Some derivatives are highly tailored to meet the particular needs of particular hedgers, and those contracts should not be subject to a clearing requirement. We should, however, ensure through dealer regulation that capital requirements account for the additional risk posed by customized bilateral derivatives transactions. Authority to set capital requirements, though, is not sufficient. We also must ensure that regulators can set margin requirements on bilateral trades as appropriate. The House and Senate Banking Committee bills accomplish these goals.
It is essential that we move as many over-the-counter derivatives transactions into central clearing as possible. We should not enact broad exemptions for particular transactions based on which party stands on one side of the trade. It is important to note that while American taxpayers were not required to cover market exposures on any cleared futures transactions, they had to bail out AIG and others in part to cover uncleared derivatives contracts. Thus, the more transactions that are cleared, the better protected the American public is.

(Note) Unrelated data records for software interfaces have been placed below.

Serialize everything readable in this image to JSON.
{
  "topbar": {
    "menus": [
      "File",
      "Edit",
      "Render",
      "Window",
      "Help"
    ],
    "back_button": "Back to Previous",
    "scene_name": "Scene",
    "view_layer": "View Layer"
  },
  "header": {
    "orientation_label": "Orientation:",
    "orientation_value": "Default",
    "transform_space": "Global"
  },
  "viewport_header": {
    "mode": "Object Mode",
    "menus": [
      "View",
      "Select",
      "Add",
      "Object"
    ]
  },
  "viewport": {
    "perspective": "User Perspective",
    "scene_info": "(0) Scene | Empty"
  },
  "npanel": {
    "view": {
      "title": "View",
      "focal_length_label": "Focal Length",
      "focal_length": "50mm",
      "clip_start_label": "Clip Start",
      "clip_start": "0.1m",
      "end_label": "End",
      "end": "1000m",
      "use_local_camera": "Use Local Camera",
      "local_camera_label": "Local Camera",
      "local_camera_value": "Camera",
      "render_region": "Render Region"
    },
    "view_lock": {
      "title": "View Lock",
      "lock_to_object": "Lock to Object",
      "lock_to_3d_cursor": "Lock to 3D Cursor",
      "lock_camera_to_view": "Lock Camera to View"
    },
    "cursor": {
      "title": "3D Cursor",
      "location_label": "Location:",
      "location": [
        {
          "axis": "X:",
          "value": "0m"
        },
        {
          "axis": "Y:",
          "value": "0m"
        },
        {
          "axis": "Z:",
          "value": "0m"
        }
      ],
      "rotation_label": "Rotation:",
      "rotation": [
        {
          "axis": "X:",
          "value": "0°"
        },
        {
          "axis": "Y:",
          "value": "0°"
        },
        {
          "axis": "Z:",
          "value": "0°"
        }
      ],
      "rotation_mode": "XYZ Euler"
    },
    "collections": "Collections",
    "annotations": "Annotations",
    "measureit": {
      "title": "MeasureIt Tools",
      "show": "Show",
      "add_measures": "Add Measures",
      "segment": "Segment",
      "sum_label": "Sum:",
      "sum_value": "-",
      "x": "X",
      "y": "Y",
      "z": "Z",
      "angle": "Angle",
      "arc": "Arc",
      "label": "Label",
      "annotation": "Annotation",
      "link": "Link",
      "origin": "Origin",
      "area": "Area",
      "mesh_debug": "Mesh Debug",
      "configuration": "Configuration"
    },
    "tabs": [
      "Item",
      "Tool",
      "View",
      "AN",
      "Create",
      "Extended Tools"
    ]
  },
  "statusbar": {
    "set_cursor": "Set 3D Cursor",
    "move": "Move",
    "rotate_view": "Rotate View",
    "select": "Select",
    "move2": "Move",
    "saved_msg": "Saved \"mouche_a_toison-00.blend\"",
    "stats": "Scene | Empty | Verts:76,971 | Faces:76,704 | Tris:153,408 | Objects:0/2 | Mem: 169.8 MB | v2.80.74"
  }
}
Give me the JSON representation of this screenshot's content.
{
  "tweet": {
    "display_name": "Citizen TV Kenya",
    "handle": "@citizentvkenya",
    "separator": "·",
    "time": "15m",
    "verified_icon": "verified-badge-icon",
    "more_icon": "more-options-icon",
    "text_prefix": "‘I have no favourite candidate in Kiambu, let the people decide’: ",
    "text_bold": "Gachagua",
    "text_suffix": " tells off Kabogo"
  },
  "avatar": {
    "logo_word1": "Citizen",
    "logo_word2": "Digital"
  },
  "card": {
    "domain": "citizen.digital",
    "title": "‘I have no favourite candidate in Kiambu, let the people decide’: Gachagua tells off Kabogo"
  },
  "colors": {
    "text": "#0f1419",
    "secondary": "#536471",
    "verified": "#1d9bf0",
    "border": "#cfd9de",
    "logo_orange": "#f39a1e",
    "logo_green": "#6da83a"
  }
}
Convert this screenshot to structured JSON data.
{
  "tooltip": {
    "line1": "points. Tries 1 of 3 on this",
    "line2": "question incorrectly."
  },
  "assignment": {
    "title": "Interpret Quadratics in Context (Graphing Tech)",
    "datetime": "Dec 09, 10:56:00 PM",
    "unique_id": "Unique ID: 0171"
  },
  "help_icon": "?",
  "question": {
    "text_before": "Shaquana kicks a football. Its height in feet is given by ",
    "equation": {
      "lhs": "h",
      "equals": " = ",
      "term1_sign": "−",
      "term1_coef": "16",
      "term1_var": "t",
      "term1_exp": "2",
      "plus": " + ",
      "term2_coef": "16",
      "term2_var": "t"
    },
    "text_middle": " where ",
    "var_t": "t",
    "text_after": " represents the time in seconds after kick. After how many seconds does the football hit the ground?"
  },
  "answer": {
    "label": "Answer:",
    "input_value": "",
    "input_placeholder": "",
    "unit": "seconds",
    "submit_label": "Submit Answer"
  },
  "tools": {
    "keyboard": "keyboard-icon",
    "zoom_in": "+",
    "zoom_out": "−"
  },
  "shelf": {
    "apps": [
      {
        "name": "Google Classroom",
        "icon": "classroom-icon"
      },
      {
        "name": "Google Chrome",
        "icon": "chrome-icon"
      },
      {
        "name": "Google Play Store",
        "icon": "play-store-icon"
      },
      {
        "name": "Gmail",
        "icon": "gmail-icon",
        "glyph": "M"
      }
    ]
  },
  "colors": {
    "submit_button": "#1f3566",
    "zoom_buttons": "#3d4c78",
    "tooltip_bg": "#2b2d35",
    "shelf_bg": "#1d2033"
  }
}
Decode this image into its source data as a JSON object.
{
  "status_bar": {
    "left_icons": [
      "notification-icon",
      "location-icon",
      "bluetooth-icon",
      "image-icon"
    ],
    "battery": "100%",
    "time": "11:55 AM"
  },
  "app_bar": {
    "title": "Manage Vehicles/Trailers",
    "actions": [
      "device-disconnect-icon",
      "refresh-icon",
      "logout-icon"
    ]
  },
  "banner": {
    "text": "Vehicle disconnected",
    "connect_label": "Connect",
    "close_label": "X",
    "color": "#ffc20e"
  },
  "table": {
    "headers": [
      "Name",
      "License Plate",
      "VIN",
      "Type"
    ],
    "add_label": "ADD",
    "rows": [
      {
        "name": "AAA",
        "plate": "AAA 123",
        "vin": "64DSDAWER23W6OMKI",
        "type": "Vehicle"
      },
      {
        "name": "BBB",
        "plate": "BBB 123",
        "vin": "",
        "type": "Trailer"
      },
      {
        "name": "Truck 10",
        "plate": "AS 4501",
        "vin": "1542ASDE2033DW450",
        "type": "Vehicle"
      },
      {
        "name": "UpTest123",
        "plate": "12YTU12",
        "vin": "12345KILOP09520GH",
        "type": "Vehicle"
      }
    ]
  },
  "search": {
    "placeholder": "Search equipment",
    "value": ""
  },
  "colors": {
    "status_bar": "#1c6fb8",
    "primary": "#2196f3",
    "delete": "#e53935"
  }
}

To ensure fairness and competition, OTC derivatives clearinghouses should have open access and be required to take on trades from any regulated exchange or swap execution facility. Clearinghouses should not be allowed to discriminate between or amongst the trades coming from one trading venue or another. Some of the existing clearinghouses have expressed reservations about provisions included in the House and Senate Banking Committee bills that would establish such open access. But dropping this provision would only lessen competition and allow OTC derivatives clearinghouses to establish barriers to entry.
To ensure that clearinghouses are not governed by parties that might have a conflict of interest or financial stake in particular transactions, market regulators should have authority to write rules to protect against such conflicts. Lastly, clearinghouses should have open membership that is transparent, objective and nondiscriminatory.
The Senate Banking Committee legislation has a strong clearing requirement for standardized contracts and limits exemptions to only those that market regulators approve. The House bill also has a strong clearing requirement, but it may leave out a large portion of the market comprised by transactions between derivatives dealers and their customers. While a transaction between two Wall Street banks, for example, would be subject to a clearing requirement, a transaction between a bank and one of its customers might not be covered. At a minimum, we should ensure that every transaction between Wall Street banks and their financial customers, such as hedge funds, insurance companies or leasing companies, be subject to a clearing requirement.
In 2008, the financial system failed, and the financial regulatory system failed. The results have been calamitous. While the stock market has rebounded and many Wall Street banks have paid back some of their TARP money, the American public is still largely unprotected from the risks associated with the over-the-counter derivatives marketplace. Financial reform will be incomplete if it does not bring robust, comprehensive regulation to this market.
Thank you, and I’d be happy to take your questions.
Last Updated: January 24, 2011